Within the material below, how many lines contain the word "Amazon"? Give that number only.

DATA SUPPLIED section start

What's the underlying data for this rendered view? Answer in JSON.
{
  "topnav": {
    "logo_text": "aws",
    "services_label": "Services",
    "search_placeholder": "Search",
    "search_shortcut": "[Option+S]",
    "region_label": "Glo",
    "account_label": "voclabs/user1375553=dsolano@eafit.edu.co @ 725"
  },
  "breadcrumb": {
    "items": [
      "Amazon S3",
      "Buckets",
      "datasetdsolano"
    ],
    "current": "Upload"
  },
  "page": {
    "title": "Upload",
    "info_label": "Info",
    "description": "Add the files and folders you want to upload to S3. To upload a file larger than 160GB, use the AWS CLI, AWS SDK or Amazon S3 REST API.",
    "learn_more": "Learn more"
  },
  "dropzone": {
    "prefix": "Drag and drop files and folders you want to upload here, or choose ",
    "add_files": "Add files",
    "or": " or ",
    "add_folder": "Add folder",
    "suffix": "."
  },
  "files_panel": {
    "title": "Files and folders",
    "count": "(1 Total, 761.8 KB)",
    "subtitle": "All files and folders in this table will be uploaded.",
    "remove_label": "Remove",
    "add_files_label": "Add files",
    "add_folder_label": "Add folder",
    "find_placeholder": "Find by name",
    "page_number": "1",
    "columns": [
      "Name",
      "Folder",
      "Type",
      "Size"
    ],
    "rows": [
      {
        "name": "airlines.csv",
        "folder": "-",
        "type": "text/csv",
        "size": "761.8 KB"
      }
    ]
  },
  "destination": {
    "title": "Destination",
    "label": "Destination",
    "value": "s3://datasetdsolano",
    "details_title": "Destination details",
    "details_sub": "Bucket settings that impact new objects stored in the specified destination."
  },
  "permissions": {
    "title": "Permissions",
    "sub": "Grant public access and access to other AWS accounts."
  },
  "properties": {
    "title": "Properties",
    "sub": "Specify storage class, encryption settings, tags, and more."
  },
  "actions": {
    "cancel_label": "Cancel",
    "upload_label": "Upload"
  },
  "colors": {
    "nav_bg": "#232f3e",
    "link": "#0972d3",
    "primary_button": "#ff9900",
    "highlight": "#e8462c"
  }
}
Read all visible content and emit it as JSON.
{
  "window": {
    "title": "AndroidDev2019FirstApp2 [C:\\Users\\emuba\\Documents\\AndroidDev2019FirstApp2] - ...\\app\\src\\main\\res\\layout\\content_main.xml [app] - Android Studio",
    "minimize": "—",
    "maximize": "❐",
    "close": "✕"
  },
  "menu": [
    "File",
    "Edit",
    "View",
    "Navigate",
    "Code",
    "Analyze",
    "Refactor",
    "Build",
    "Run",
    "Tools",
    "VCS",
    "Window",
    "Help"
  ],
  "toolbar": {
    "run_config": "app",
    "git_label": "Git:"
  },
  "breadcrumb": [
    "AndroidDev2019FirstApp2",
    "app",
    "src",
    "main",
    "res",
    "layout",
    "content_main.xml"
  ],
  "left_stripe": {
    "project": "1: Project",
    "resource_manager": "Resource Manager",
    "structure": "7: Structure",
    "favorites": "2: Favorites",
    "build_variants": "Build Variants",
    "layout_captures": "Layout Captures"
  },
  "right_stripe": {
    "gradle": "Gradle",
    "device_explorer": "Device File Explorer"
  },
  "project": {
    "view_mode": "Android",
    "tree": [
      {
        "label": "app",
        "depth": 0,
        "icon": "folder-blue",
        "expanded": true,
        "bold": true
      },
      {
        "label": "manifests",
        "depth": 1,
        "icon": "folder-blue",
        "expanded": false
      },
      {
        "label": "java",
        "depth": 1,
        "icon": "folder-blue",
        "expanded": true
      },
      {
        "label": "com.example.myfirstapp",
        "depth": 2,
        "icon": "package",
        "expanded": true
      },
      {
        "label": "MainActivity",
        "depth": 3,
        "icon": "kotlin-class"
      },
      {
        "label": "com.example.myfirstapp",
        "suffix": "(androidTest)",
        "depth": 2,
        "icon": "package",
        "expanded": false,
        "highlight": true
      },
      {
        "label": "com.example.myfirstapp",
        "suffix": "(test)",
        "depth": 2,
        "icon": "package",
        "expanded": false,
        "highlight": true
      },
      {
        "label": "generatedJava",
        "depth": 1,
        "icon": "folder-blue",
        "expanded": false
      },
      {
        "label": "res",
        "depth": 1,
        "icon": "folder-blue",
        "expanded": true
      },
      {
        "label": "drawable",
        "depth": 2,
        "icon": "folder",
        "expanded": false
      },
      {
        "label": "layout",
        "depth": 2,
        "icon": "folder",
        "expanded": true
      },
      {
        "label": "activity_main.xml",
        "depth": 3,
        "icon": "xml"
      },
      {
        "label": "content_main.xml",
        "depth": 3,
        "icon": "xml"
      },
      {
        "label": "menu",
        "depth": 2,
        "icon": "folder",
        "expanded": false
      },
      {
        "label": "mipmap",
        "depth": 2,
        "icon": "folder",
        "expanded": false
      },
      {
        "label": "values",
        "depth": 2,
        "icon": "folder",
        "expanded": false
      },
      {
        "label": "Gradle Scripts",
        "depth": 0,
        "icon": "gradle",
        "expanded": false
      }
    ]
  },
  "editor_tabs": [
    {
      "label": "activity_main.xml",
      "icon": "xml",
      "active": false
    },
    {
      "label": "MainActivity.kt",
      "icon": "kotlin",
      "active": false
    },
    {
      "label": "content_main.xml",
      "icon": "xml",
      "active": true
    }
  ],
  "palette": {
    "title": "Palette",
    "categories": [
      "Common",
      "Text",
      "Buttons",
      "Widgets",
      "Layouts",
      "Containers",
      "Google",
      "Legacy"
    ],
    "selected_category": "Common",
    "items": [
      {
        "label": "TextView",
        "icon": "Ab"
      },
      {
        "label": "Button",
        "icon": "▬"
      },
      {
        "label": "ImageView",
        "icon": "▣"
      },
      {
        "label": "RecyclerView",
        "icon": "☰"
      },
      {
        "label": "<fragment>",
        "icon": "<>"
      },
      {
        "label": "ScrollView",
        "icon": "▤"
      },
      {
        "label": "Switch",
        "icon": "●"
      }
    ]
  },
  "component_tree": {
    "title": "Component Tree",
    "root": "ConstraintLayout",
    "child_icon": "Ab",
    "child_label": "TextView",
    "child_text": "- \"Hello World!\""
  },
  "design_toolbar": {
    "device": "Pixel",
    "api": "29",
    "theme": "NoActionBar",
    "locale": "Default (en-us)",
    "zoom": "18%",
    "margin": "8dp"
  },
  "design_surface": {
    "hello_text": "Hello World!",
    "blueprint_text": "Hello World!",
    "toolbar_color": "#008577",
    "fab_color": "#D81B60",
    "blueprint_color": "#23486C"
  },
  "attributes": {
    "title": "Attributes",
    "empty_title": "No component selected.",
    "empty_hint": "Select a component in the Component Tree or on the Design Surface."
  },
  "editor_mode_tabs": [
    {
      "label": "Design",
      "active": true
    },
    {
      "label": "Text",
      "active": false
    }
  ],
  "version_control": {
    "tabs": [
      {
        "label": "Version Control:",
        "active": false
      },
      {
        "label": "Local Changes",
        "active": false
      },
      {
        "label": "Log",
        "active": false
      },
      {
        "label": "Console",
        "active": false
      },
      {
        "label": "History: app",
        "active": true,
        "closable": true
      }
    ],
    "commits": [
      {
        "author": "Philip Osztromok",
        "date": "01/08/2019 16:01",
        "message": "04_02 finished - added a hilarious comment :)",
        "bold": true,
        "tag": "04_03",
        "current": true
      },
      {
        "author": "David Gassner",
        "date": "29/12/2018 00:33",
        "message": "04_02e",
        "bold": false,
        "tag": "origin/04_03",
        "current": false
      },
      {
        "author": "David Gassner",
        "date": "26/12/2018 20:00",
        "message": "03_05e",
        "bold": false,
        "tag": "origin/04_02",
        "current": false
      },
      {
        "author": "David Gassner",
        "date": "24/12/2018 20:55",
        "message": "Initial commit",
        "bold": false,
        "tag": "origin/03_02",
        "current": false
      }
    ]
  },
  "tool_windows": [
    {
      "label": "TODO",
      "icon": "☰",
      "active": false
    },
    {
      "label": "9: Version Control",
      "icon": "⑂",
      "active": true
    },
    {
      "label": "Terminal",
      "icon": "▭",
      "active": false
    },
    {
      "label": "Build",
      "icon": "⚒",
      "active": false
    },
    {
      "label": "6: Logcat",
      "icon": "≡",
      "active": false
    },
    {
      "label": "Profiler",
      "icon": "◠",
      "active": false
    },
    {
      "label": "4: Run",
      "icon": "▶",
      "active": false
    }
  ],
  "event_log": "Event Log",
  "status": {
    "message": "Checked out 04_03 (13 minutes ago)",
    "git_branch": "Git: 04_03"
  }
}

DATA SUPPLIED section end

## RESULT OF THIS TASK
2